I’ve written before about the comparison game here and here, how easy it is to get caught up in holding one author’s work to our own and feeling inadequate (or superior) as a result. But lately I’ve been thinking about another type of comparison as I’ve worked through the most productive year I’ve ever had — the kind that compares another author’s output to my own. And once again, it would be very easy to find myself lacking.
My writing life has ebbed and flowed since 1998. But whether I’ve been teaching, on summer vacation, at home with young children, back in the classroom, or back home again with my boys in school, I’ve never been able (or wanted to) write from morning till night. I just don’t function that way. And yet. Knowing others work more than I do means it’s not a very long before I see what I do as somehow not enough.
|Writing back in the old days|
When my boys were little, I aimed for three writing days a week. Sometimes those sessions were ten minutes long. Other times, when I had a babysitter, I got in a solid hour and a half. There are authors with little ones who produce book after book, who are able to balance the parenting and writing with (what appears to be) more ease than I. Kiersten White is one of those superstar moms who writes like the wind. I mean, look at those books she’s written with three little ones at home.

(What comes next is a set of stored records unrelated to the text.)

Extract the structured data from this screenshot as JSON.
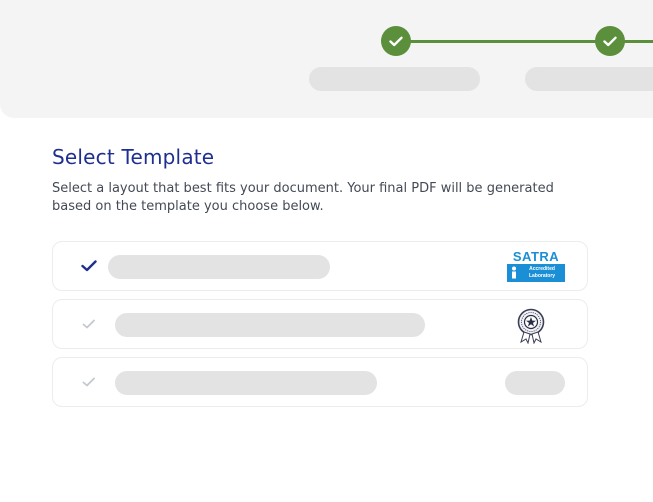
{
  "stepper": {
    "steps": [
      {
        "status": "complete",
        "icon": "check-icon"
      },
      {
        "status": "complete",
        "icon": "check-icon"
      }
    ],
    "accent_color": "#5b8f3b"
  },
  "template_section": {
    "title": "Select Template",
    "description": "Select a layout that best fits your document. Your final PDF will be generated based on the template you choose below."
  },
  "options": [
    {
      "selected": true,
      "badge": "satra-accredited-laboratory-logo"
    },
    {
      "selected": false,
      "badge": "seal-emblem-logo"
    },
    {
      "selected": false,
      "badge": "placeholder-pill"
    }
  ],
  "logos": {
    "satra": {
      "name": "SATRA",
      "line1": "Accredited",
      "line2": "Laboratory"
    }
  },
  "colors": {
    "title": "#1f2f8f",
    "check_selected": "#1f2f8f",
    "check_unselected": "#c4c8d0",
    "placeholder": "#e3e3e3"
  }
}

Amazing!
Since debuting in 2012, I’ve been fortunate enough to sell three more books. Please know I’m aware how much of a gift this is. I have incredibly talented friends who have yet to make a second sale. But I know others who have already released five, six, seven books since our early days. Victoria Schwab is one of those rare talents who writes for both the young adult and adult market. Look at all the books she’s produced in just a few short years.
It’s a slippery slope for me, having access to so much information. Comparing my experience with the sliver of other lives I’m seeing.
The Internet allows us to glimpse others’ writing in a way no other generation of authors ever has before. And while it can be encouraging and inspiring, it can be destructive, too. The thing is next year might not be as productive as this year was for me. And what will I do with that? I know it would be far too easy to see the authors who continue to write “with ease”* and find success as the ones who are doing it right. It would mean my process is flawed and broken.
But the more I live this life, the more I’m coming to see creativity doesn’t work this way.
So here’s what I’m telling myself. And if it benefits you, I hope you’ll listen in:
I’m allowed to be in awe of those who work differently than I do. But I can’t let their style and success spell defeat for me. What they’re doing has nothing to do with what I’m doing. Their efforts don’t reflect poorly on mine. Some years will be more productive than others. It’s not about talent or skill. Not better or worse, just different.
Whatever life phase, writing phase, creative phase I’m in, I want to be fully in it. Learn it, embrace it, love it. Do it. I want to use it in the best way I’m able and learn to let go of the rest.
“I’m not in this world to live up to your expectations and you’re not in this world to live up to mine.” ― Bruce Lee
*And here’s the thing: while I know Kiersten and Victoria have had a lot of success, I’ve also read blog posts where both of them have shared writing can be very, very hard. My gut reaction to their experiences is skewed…and unfair to all of us.